This is a radiator badge and, as you can see, it reads, “Associate Member Fraternal Order of Police”. It is no surprise that it has some damage. It would have been wired to the front end of an automobile where it would have faced considerable wear and tear, and it is old. No older than 1915, however, because that is when the Fraternal Order of Police (FOP) formed after founders witnessed how firefighters bettered their working conditions by negotiating as a group.

I like the symbolism of the FOP’s star emblem. It is hard to make out on my badge, but the symbols on the two legs of the star are an open eye on the left and clasped hands on the right. According to the FOP website, “The open eye is the eye of vigilance ever looking for danger and protecting all those under its care while they sleep or while awake. The clasped hands denote friendship. The hand of friendship is always extended to those in need of our comfort.” The blue field represents the thin blue line protecting those served by law enforcement, and the motto in the center of the star reads “Jus, Fidus, Libertatum”. This Latin phrase translates to “Law is a Safeguard of Freedom”.

Amphicar (The Car Nebraskans Need Right Now)

Although this Amphicar was not American-made, it was marketed primarily to Americans. It was an amphibious automobile invented by German Hans Trippel and was produced from 1961 to 1968.

Amphicar at Pioneer Village in Minden, Nebraska

Twin propellers (located under the rear of the car) were easily engaged with a shift knob.

The front tires acted as rudders and special seals around the doors and engine compartment kept the water out. It had stamped steel body panels, a Porsche transmission and suspension made by Mercedes-Benz. Power was supplied by a rear-mounted 43-hp 4-cylinder Triumph engine. Newspaper accounts vary, but top land speed was around 65-70 mph with water speed somewhere around 10-12 mph.

“Chemist Goes By Water in His car.” The Sidney Herald Morning Sun, 25 April 1965, p. 17.

The Amphicar was apparently seaworthy, crossing the English Channel from Calais to Dover in 5.5 hours in 1962. Back in the states, a salesman demonstrating one at a lake in Texas said, “Most of the time people think I’m either a drunk who has run his car off into the lake, or some crazy nut.”

McGuire, Michael. “Cars Ahoy, Hail Drivers During Plunge in Lake.” Chicago Tribune, 1 August 1965, p. 1.

Another story about the Amphicar from 1962 asked, “Who needs bridges anymore?” Good point! With many bridges destroyed by historic flooding, thousands of Nebraskans would find an Amphicar extremely useful about now.

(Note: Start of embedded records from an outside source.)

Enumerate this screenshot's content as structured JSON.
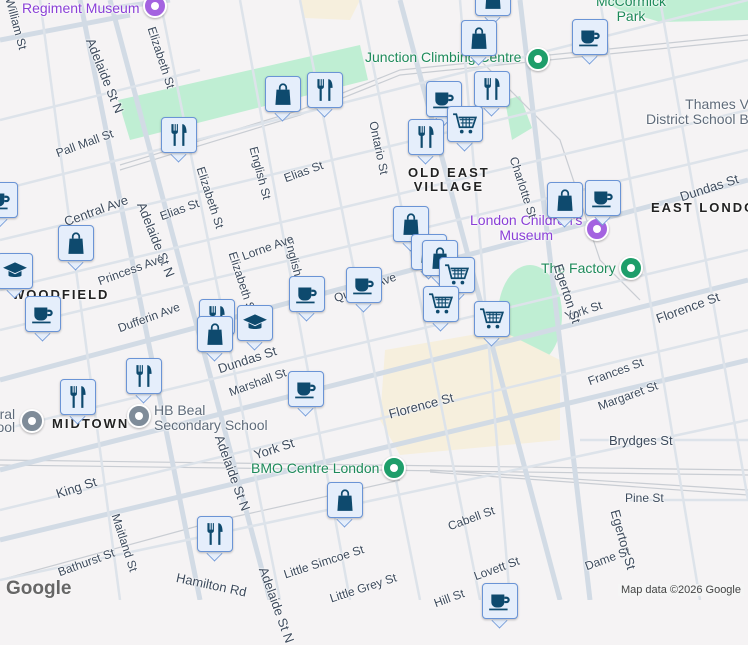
{
  "colors": {
    "background": "#f5f3f4",
    "park": "#bfeed3",
    "commercial": "#f6efdd",
    "road": "#d2dbe5",
    "marker_fill": "#e5eefb",
    "marker_border": "#6a94d6",
    "icon": "#0e4a6e"
  },
  "pois": {
    "regiment_museum": "Regiment Museum",
    "junction": "Junction Climbing Centre",
    "mccormick": "McCormick\nPark",
    "thames": "Thames Valley\nDistrict School Board",
    "childrens_museum": "London Children's\nMuseum",
    "factory": "The Factory",
    "bmo": "BMO Centre London",
    "hb_beal": "HB Beal\nSecondary School",
    "central_school": "Central\nSchool"
  },
  "areas": {
    "old_east": "OLD EAST\nVILLAGE",
    "east_london": "EAST LONDON",
    "woodfield": "WOODFIELD",
    "midtown": "MIDTOWN"
  },
  "streets": {
    "adelaide_n1": "Adelaide St N",
    "adelaide_n2": "Adelaide St N",
    "adelaide3": "Adelaide St N",
    "elizabeth1": "Elizabeth St",
    "elizabeth2": "Elizabeth St",
    "elizabeth3": "Elizabeth St",
    "pall_mall": "Pall Mall St",
    "central": "Central Ave",
    "elias1": "Elias St",
    "elias2": "Elias St",
    "english1": "English St",
    "english2": "English St",
    "lorne": "Lorne Ave",
    "princess": "Princess Ave",
    "ontario": "Ontario St",
    "charlotte": "Charlotte St",
    "dundas1": "Dundas St",
    "dundas2": "Dundas St",
    "queens": "Queens Ave",
    "dufferin": "Dufferin Ave",
    "marshall": "Marshall St",
    "york1": "York St",
    "york2": "York St",
    "king": "King St",
    "florence1": "Florence St",
    "florence2": "Florence St",
    "frances": "Frances St",
    "margaret": "Margaret St",
    "brydges": "Brydges St",
    "egerton1": "Egerton St",
    "egerton2": "Egerton St",
    "pine": "Pine St",
    "cabell": "Cabell St",
    "lovett": "Lovett St",
    "dame": "Dame St",
    "little_simcoe": "Little Simcoe St",
    "little_grey": "Little Grey St",
    "hamilton": "Hamilton Rd",
    "bathurst": "Bathurst St",
    "maitland": "Maitland St",
    "hill": "Hill St",
    "william": "William St"
  },
  "markers": [
    {
      "type": "shop"
    },
    {
      "type": "shop"
    },
    {
      "type": "cafe"
    },
    {
      "type": "shop"
    },
    {
      "type": "food"
    },
    {
      "type": "cafe"
    },
    {
      "type": "food"
    },
    {
      "type": "cart"
    },
    {
      "type": "food"
    },
    {
      "type": "food"
    },
    {
      "type": "cafe"
    },
    {
      "type": "shop"
    },
    {
      "type": "school"
    },
    {
      "type": "shop"
    },
    {
      "type": "shop"
    },
    {
      "type": "cafe"
    },
    {
      "type": "shop"
    },
    {
      "type": "shop"
    },
    {
      "type": "cart"
    },
    {
      "type": "cafe"
    },
    {
      "type": "cafe"
    },
    {
      "type": "cafe"
    },
    {
      "type": "food"
    },
    {
      "type": "shop"
    },
    {
      "type": "school"
    },
    {
      "type": "cart"
    },
    {
      "type": "cart"
    },
    {
      "type": "food"
    },
    {
      "type": "food"
    },
    {
      "type": "cafe"
    },
    {
      "type": "shop"
    },
    {
      "type": "food"
    },
    {
      "type": "cafe"
    }
  ],
  "logo": "Google",
  "attribution": "Map data ©2026 Google"
}
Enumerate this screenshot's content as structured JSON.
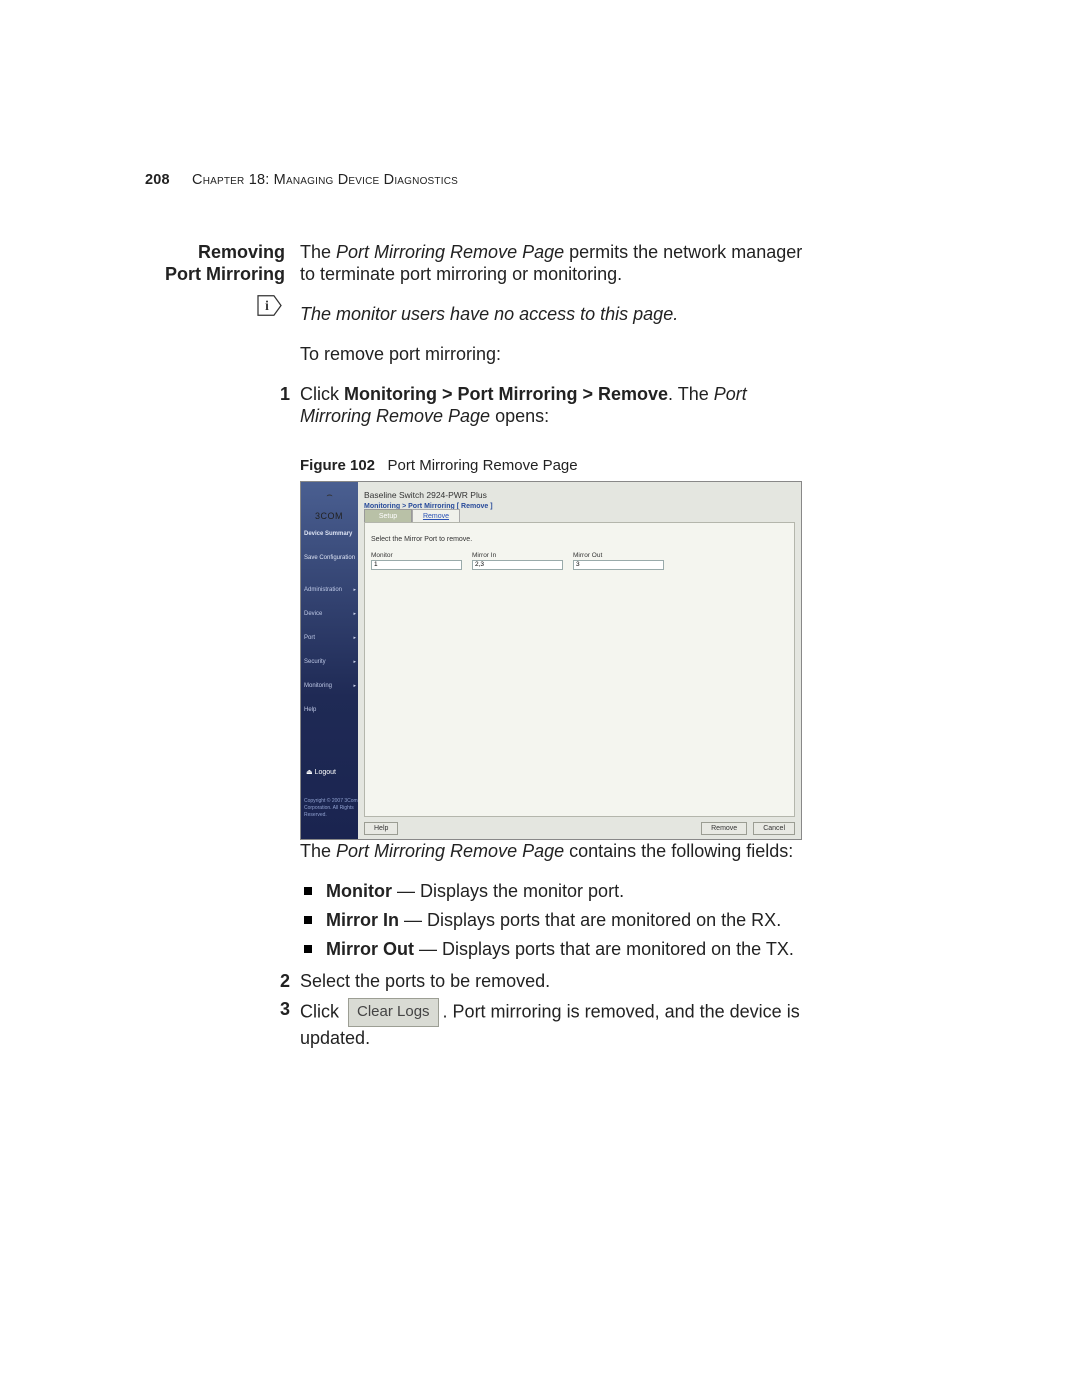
{
  "header": {
    "page_number": "208",
    "chapter_prefix": "C",
    "chapter_word_rest": "hapter",
    "chapter_num": " 18: M",
    "chapter_rest": "anaging",
    "chapter_d": " D",
    "chapter_device": "evice",
    "chapter_sp": " D",
    "chapter_diag": "iagnostics"
  },
  "section_heading": "Removing Port Mirroring",
  "para_intro_pre": "The ",
  "para_intro_em": "Port Mirroring Remove Page",
  "para_intro_post": " permits the network manager to terminate port mirroring or monitoring.",
  "note": "The monitor users have no access to this page.",
  "para_lead": "To remove port mirroring:",
  "step1_num": "1",
  "step1_pre": "Click ",
  "step1_bold": "Monitoring > Port Mirroring > Remove",
  "step1_mid": ". The ",
  "step1_em": "Port Mirroring Remove Page",
  "step1_post": " opens:",
  "figure": {
    "label": "Figure 102",
    "caption": "Port Mirroring Remove Page"
  },
  "ui": {
    "brand": "3COM",
    "device_title": "Baseline Switch 2924-PWR Plus",
    "breadcrumb": "Monitoring > Port Mirroring [ Remove ]",
    "tabs": {
      "setup": "Setup",
      "remove": "Remove"
    },
    "instr": "Select the Mirror Port to remove.",
    "columns": {
      "monitor": "Monitor",
      "mirror_in": "Mirror In",
      "mirror_out": "Mirror Out"
    },
    "row": {
      "monitor": "1",
      "mirror_in": "2,3",
      "mirror_out": "3"
    },
    "sidebar": {
      "device_summary": "Device Summary",
      "save_config": "Save Configuration",
      "administration": "Administration",
      "device": "Device",
      "port": "Port",
      "security": "Security",
      "monitoring": "Monitoring",
      "help": "Help",
      "logout": "Logout",
      "copyright": "Copyright © 2007\n3Com Corporation.\nAll Rights Reserved."
    },
    "buttons": {
      "help": "Help",
      "remove": "Remove",
      "cancel": "Cancel"
    }
  },
  "after_fig_intro_pre": "The ",
  "after_fig_intro_em": "Port Mirroring Remove Page",
  "after_fig_intro_post": " contains the following fields:",
  "bullets": {
    "b1_bold": "Monitor",
    "b1_rest": " — Displays the monitor port.",
    "b2_bold": "Mirror In",
    "b2_rest": " — Displays ports that are monitored on the RX.",
    "b3_bold": "Mirror Out",
    "b3_rest": " — Displays ports that are monitored on the TX."
  },
  "step2_num": "2",
  "step2_text": "Select the ports to be removed.",
  "step3_num": "3",
  "step3_pre": "Click ",
  "step3_btn": "Clear Logs",
  "step3_post": ". Port mirroring is removed, and the device is updated."
}
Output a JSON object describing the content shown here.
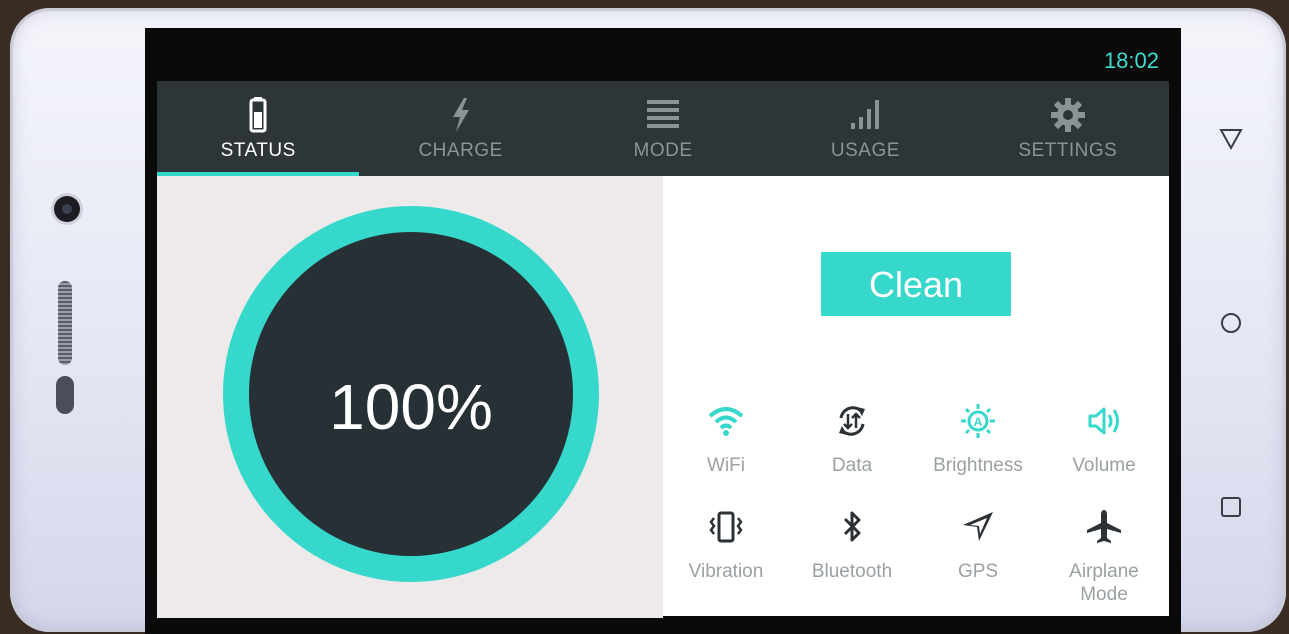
{
  "status_bar": {
    "time": "18:02"
  },
  "tabs": [
    {
      "label": "STATUS",
      "icon": "battery-icon",
      "active": true
    },
    {
      "label": "CHARGE",
      "icon": "bolt-icon",
      "active": false
    },
    {
      "label": "MODE",
      "icon": "list-icon",
      "active": false
    },
    {
      "label": "USAGE",
      "icon": "bar-signal-icon",
      "active": false
    },
    {
      "label": "SETTINGS",
      "icon": "gear-icon",
      "active": false
    }
  ],
  "battery": {
    "level_text": "100%",
    "level": 1.0
  },
  "clean_button": {
    "label": "Clean"
  },
  "toggles": [
    {
      "label": "WiFi",
      "icon": "wifi-icon",
      "active": true
    },
    {
      "label": "Data",
      "icon": "data-sync-icon",
      "active": false
    },
    {
      "label": "Brightness",
      "icon": "brightness-auto-icon",
      "active": true
    },
    {
      "label": "Volume",
      "icon": "volume-icon",
      "active": true
    },
    {
      "label": "Vibration",
      "icon": "vibration-icon",
      "active": false
    },
    {
      "label": "Bluetooth",
      "icon": "bluetooth-icon",
      "active": false
    },
    {
      "label": "GPS",
      "icon": "gps-icon",
      "active": false
    },
    {
      "label": "Airplane\nMode",
      "icon": "airplane-icon",
      "active": false
    }
  ],
  "nav": {
    "back": "back-icon",
    "home": "home-icon",
    "recents": "recents-icon"
  },
  "colors": {
    "accent": "#36d8cc",
    "tab_bar": "#2e3538",
    "dial": "#263035",
    "inactive_icon": "#2b3134"
  }
}
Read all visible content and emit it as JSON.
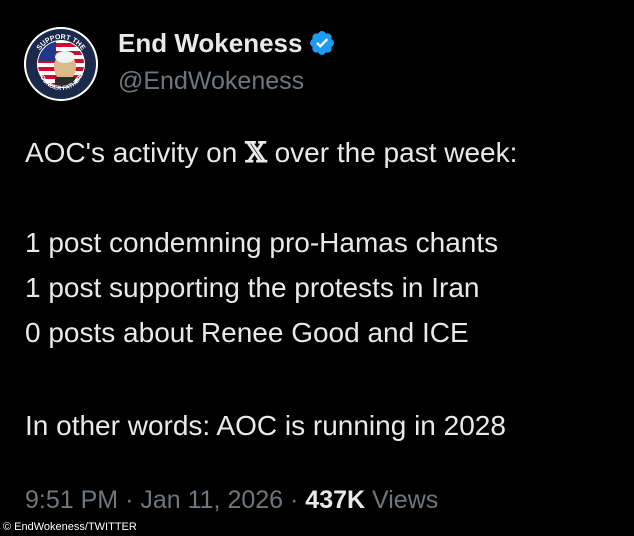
{
  "tweet": {
    "author": {
      "display_name": "End Wokeness",
      "handle": "@EndWokeness",
      "verified": true,
      "avatar_text_top": "SUPPORT THE",
      "avatar_text_bottom": "FOUNDER FATHERS"
    },
    "body": {
      "line1_prefix": "AOC's activity on ",
      "line1_x": "𝕏",
      "line1_suffix": " over the past week:",
      "line2": "1 post condemning pro-Hamas chants",
      "line3": "1 post supporting the protests in Iran",
      "line4": "0 posts about Renee Good and ICE",
      "line5": "In other words: AOC is running in 2028"
    },
    "meta": {
      "time": "9:51 PM",
      "separator": "·",
      "date": "Jan 11, 2026",
      "views_count": "437K",
      "views_label": "Views"
    }
  },
  "credit": "© EndWokeness/TWITTER",
  "colors": {
    "background": "#000000",
    "text_primary": "#e7e9ea",
    "text_secondary": "#71767b",
    "verified_blue": "#1d9bf0"
  }
}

1963 Amphicar Ad


“Amphicar Demonstrator Discovers People are Curious.” The Irving Daily News Texan, 7 October 1962, p. 9.

“Amphicar – Hans Trippel Knew How to Make Hope Float.”  Fort Myers News-Press, 6 October 2004.

“Chemist Goes by Water in His car.” The Sidney Herald Morning Sun, 25 April 1965, p. 17.

Hill, Michael.  “What Has Four Wheels and Floats?” Chicago Tribune, 8 January 1995, p. 6.

“Hope Wasn’t Enough to Make This Idea Float.” Chicago Tribune, 24 October 2007, p. 2.

Ianfield, Peggy.  “Amphicars Startle Cape Coral Area.”  Fort Myers News-Press, 29 July 1962, p. 5-C.

McGuire, Michael. “Cars Ahoy, Hail Drivers During Plunge in Lake.” Chicago Tribune, 1 August 1965, p. 1.

 “Sports Car – Boat Too.” The Nashville Tennessean, 7 October 1962, p. 6-C.

Nebraska Junk Jaunt 2018

If you are able to schedule a “junk vacation” (junk-ation?) this month, head to Nebraska for the 15th annual Junk Jaunt.  The Junk Jaunt is 500 miles of garage sales and purveyors of all kinds of antiques and junk, over 700 vendors in all.

There are several must-shop hot-spots along the way, and one of the best is the village of Cairo, which is pronounced KAIR-oh, like the syrup.     Most of Cairo is covered with vendors, including main street, the ball field, the Community Center and a large field next to the Lutheran Church.  To find all things gas, oil and automotive, just look for this DT Vintage sign in the “Big Ass” Shed north of the ball field.